Start of RECORDS PROVIDED

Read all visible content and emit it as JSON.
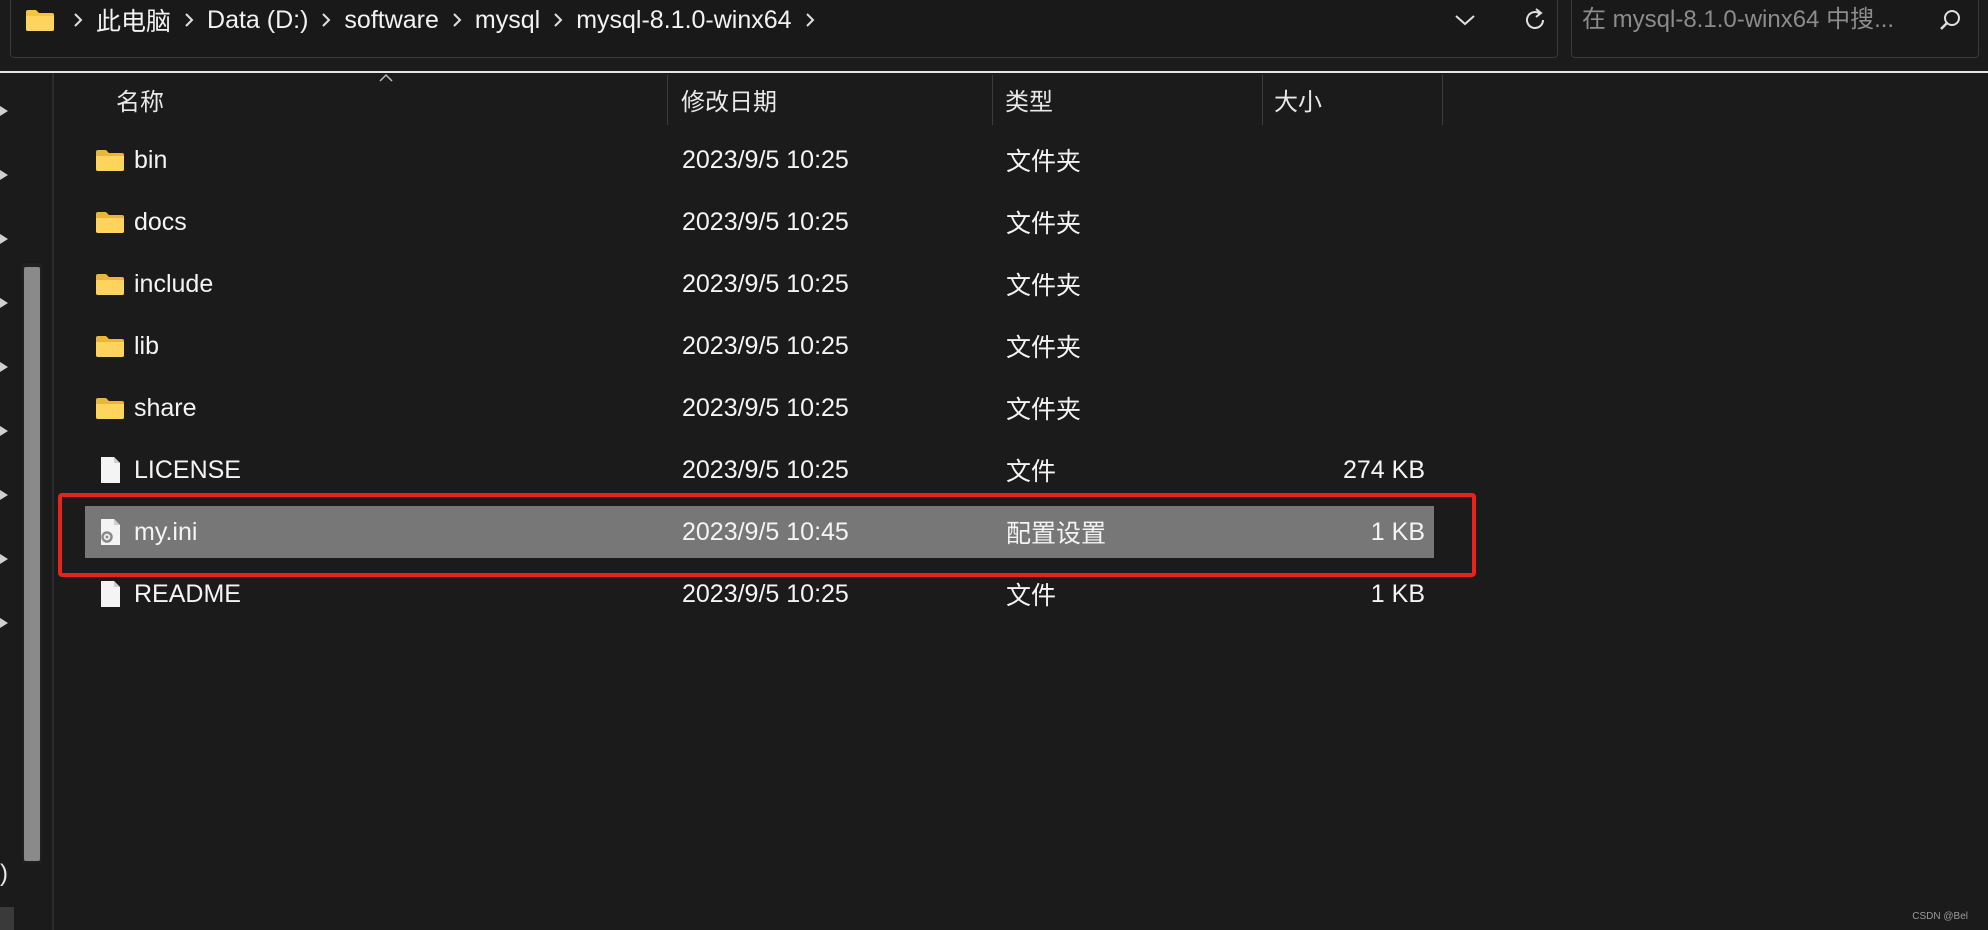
{
  "address_bar": {
    "breadcrumbs": [
      "此电脑",
      "Data (D:)",
      "software",
      "mysql",
      "mysql-8.1.0-winx64"
    ]
  },
  "search": {
    "placeholder": "在 mysql-8.1.0-winx64 中搜..."
  },
  "nav_pane": {
    "partial_text": ")"
  },
  "columns": {
    "name": "名称",
    "modified": "修改日期",
    "type": "类型",
    "size": "大小"
  },
  "files": [
    {
      "name": "bin",
      "modified": "2023/9/5 10:25",
      "type": "文件夹",
      "size": "",
      "icon": "folder-icon",
      "selected": false
    },
    {
      "name": "docs",
      "modified": "2023/9/5 10:25",
      "type": "文件夹",
      "size": "",
      "icon": "folder-icon",
      "selected": false
    },
    {
      "name": "include",
      "modified": "2023/9/5 10:25",
      "type": "文件夹",
      "size": "",
      "icon": "folder-icon",
      "selected": false
    },
    {
      "name": "lib",
      "modified": "2023/9/5 10:25",
      "type": "文件夹",
      "size": "",
      "icon": "folder-icon",
      "selected": false
    },
    {
      "name": "share",
      "modified": "2023/9/5 10:25",
      "type": "文件夹",
      "size": "",
      "icon": "folder-icon",
      "selected": false
    },
    {
      "name": "LICENSE",
      "modified": "2023/9/5 10:25",
      "type": "文件",
      "size": "274 KB",
      "icon": "file-icon",
      "selected": false
    },
    {
      "name": "my.ini",
      "modified": "2023/9/5 10:45",
      "type": "配置设置",
      "size": "1 KB",
      "icon": "config-file-icon",
      "selected": true
    },
    {
      "name": "README",
      "modified": "2023/9/5 10:25",
      "type": "文件",
      "size": "1 KB",
      "icon": "file-icon",
      "selected": false
    }
  ],
  "annotation": {
    "highlight_color": "#e8231c"
  },
  "watermark": "CSDN @Bel",
  "colors": {
    "background": "#1b1b1b",
    "selected_row": "#777777",
    "folder_yellow": "#f5c342",
    "text": "#f4f4f4"
  }
}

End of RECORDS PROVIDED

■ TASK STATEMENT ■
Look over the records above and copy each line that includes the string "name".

■ SOLVED PROBLEM ■
    "name": "名称",
      "name": "bin",
      "name": "docs",
      "name": "include",
      "name": "lib",
      "name": "share",
      "name": "LICENSE",
      "name": "my.ini",
      "name": "README",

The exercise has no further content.